Component data from apps and pages:
◇ ◇ ◇ ◇ ◇ ◇ ◇

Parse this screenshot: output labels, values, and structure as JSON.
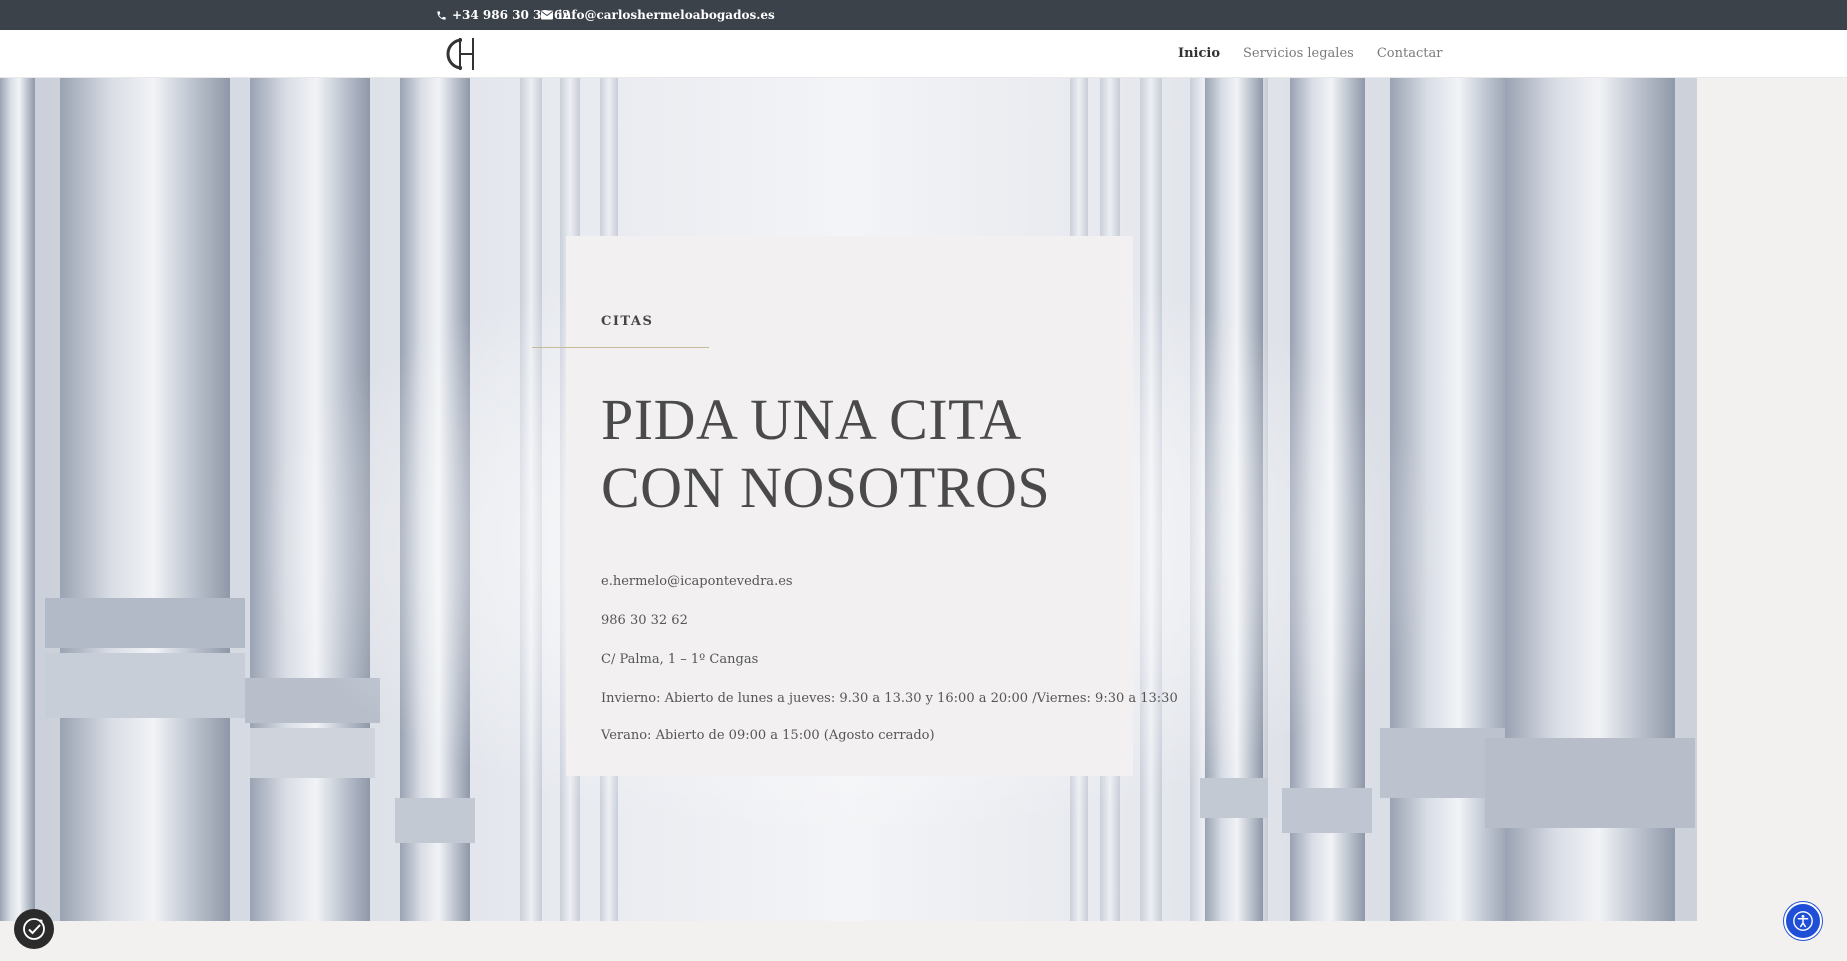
{
  "topbar": {
    "phone": "+34 986 30 32 62",
    "email": "info@carloshermeloabogados.es",
    "phone_icon": "phone-icon",
    "email_icon": "envelope-icon"
  },
  "header": {
    "logo_icon": "ch-monogram-logo",
    "nav": [
      {
        "label": "Inicio",
        "active": true
      },
      {
        "label": "Servicios legales",
        "active": false
      },
      {
        "label": "Contactar",
        "active": false
      }
    ]
  },
  "card": {
    "eyebrow": "CITAS",
    "title_line1": "PIDA UNA CITA",
    "title_line2": "CON NOSOTROS",
    "email": "e.hermelo@icapontevedra.es",
    "phone": "986 30 32 62",
    "address": "C/ Palma, 1 – 1º  Cangas",
    "hours_winter": "Invierno: Abierto de lunes a jueves: 9.30 a 13.30 y 16:00 a 20:00 /Viernes: 9:30 a 13:30",
    "hours_summer": "Verano: Abierto de 09:00 a 15:00 (Agosto cerrado)"
  },
  "floating": {
    "cookie_icon": "cookie-consent-icon",
    "accessibility_icon": "accessibility-icon"
  },
  "colors": {
    "topbar_bg": "#3c424a",
    "accent_rule": "#c9b99a",
    "accessibility_blue": "#1f4fd6"
  }
}
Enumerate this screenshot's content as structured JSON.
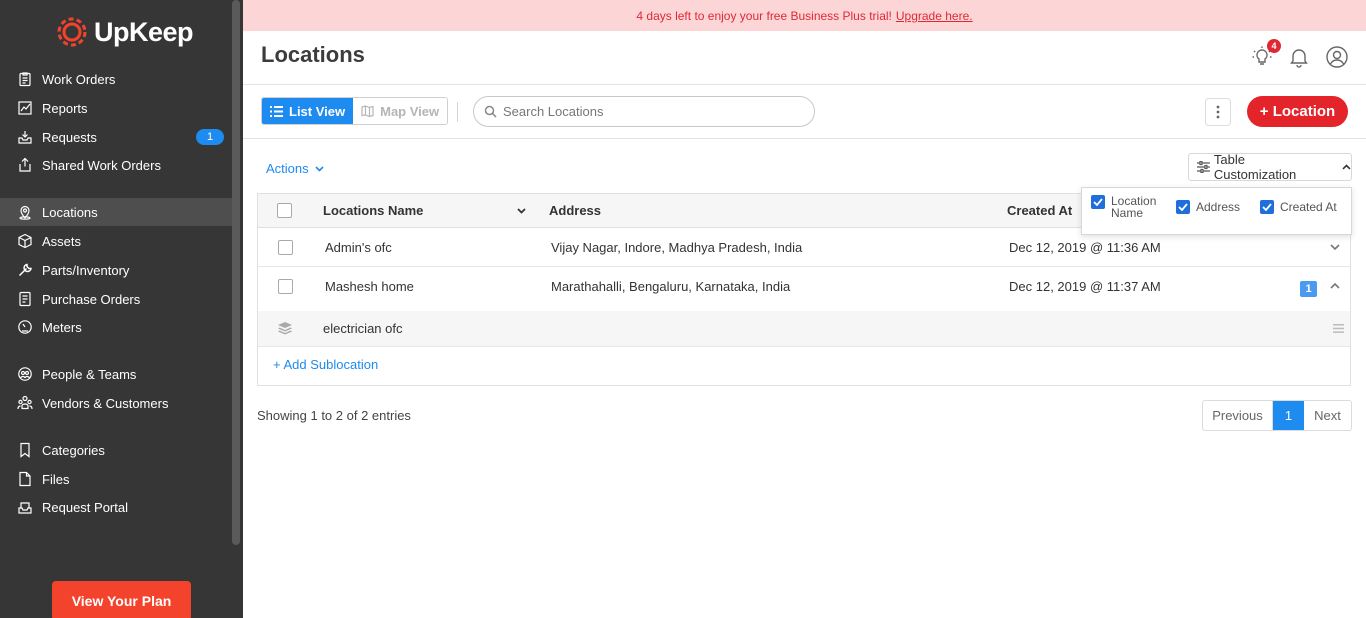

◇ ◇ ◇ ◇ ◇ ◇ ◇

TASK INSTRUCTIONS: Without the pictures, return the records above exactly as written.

EXERCISE RESPONSE:
Parse this screenshot: output labels, values, and structure as JSON.
{
  "topbar": {
    "phone": "+34 986 30 32 62",
    "email": "info@carloshermeloabogados.es",
    "phone_icon": "phone-icon",
    "email_icon": "envelope-icon"
  },
  "header": {
    "logo_icon": "ch-monogram-logo",
    "nav": [
      {
        "label": "Inicio",
        "active": true
      },
      {
        "label": "Servicios legales",
        "active": false
      },
      {
        "label": "Contactar",
        "active": false
      }
    ]
  },
  "card": {
    "eyebrow": "CITAS",
    "title_line1": "PIDA UNA CITA",
    "title_line2": "CON NOSOTROS",
    "email": "e.hermelo@icapontevedra.es",
    "phone": "986 30 32 62",
    "address": "C/ Palma, 1 – 1º  Cangas",
    "hours_winter": "Invierno: Abierto de lunes a jueves: 9.30 a 13.30 y 16:00 a 20:00 /Viernes: 9:30 a 13:30",
    "hours_summer": "Verano: Abierto de 09:00 a 15:00 (Agosto cerrado)"
  },
  "floating": {
    "cookie_icon": "cookie-consent-icon",
    "accessibility_icon": "accessibility-icon"
  },
  "colors": {
    "topbar_bg": "#3c424a",
    "accent_rule": "#c9b99a",
    "accessibility_blue": "#1f4fd6"
  }
}
Enumerate this screenshot's content as structured JSON.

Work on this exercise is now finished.